- The vents pipes are extending well above roof surface and is way far from the exhaust fan pipe
Does this gives any new insight o what can this be? Could the vent pipes be leaking somewhere into the walls? Will a smoke test help confirm that?
Any help is appreciated.
I’ll also post the same in the “general inspection” section to expand the ideas.
Got a pic of this???
Also… did you observe any AAV’s, as they typically only last a few years and nobody ever replaces them because they don’t realize they go bad so quick.
A smoke test or the preferred peppermint oil test will confirm the proper installation of plumbing vents and trap seals.
Where is the pic of the “Cup style”? I’ve never heard of that before.
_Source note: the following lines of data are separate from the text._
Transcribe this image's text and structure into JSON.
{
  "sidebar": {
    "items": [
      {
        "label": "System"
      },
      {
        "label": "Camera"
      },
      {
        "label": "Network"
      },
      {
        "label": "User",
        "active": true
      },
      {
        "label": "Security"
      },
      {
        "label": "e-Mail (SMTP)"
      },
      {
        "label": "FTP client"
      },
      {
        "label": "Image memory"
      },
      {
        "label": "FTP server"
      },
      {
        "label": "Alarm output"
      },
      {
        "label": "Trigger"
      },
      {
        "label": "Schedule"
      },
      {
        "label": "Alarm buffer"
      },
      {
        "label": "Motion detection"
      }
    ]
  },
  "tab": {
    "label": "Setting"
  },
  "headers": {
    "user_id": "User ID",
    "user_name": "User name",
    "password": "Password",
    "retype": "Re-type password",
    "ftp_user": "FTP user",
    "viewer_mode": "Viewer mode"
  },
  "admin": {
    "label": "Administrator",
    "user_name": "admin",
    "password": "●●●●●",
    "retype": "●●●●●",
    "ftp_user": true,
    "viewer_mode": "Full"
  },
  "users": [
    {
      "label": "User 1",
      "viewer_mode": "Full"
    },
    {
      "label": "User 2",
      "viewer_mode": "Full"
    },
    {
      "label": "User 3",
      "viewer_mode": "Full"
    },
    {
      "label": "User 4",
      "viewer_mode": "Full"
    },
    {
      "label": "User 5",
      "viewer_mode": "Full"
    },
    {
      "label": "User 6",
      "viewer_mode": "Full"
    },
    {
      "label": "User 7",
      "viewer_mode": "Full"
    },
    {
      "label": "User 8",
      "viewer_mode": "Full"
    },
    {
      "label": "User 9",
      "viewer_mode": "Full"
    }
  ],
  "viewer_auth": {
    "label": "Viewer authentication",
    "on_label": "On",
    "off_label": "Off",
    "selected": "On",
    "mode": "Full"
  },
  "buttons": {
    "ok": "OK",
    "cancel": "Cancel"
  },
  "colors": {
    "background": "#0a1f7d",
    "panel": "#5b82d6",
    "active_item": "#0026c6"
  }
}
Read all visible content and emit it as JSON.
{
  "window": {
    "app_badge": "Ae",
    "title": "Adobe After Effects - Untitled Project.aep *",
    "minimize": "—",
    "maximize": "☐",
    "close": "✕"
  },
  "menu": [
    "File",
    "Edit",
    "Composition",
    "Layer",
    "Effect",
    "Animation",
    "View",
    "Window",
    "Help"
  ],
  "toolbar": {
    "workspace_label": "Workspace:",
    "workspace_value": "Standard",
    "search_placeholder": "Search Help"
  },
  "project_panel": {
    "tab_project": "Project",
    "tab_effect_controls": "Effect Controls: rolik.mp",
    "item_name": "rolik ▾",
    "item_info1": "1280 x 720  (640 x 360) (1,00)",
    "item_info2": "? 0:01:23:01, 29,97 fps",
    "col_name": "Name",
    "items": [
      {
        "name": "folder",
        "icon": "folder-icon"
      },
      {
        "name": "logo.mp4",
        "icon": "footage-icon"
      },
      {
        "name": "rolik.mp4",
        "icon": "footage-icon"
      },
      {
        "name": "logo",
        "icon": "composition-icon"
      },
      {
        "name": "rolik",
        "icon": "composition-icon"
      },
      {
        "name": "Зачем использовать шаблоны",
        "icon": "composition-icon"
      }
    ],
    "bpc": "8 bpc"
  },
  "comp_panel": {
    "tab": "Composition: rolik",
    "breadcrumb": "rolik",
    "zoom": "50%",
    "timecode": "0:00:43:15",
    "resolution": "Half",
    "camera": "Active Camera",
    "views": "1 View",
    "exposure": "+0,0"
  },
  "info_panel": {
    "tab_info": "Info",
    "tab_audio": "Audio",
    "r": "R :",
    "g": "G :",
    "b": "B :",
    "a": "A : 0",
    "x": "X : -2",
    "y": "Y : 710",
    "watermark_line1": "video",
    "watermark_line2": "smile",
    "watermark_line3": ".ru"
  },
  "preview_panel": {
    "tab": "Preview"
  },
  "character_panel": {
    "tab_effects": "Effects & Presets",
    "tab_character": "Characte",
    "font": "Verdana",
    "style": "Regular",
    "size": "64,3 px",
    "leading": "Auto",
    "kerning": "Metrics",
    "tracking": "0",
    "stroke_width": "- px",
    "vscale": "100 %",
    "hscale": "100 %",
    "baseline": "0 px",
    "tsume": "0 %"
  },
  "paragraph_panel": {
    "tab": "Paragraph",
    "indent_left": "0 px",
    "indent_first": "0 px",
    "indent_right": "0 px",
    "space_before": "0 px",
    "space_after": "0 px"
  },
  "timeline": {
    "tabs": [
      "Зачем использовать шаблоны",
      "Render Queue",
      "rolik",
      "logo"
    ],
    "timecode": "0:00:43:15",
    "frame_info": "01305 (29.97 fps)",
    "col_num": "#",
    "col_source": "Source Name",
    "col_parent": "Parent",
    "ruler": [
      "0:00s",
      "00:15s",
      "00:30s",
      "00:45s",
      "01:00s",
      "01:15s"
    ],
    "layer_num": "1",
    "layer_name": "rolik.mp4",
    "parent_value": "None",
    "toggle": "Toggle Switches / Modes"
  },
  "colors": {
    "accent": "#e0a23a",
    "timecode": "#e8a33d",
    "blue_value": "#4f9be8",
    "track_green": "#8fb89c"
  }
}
Looks more like a hair trap typically installed in a beauticians sink. Not exact, but close.
Yeap. And I’d be willing to bet that is the problem.
As I said, HVAC duct leaks pressure/depressurize the building if the leaks are outside of the conditioned space. A Micro-manometer will show you change when the HVAC is turned on. Smoke can also detect this if you know how…
Looks a bit like a drum trap. Do they also have clogging problems. I also like @dandersen approach because the issue starts when the AC fires up.
“The main problem with drum traps is that they’re not self-scouring. A drum trap holds so much water that the water and solids coming in to the trap will not be pulled directly through, which can allow for the accumulation of solids in the bottom of the trap. This makes drum traps more prone to getting clogged.”
The last pic above showing the sink drain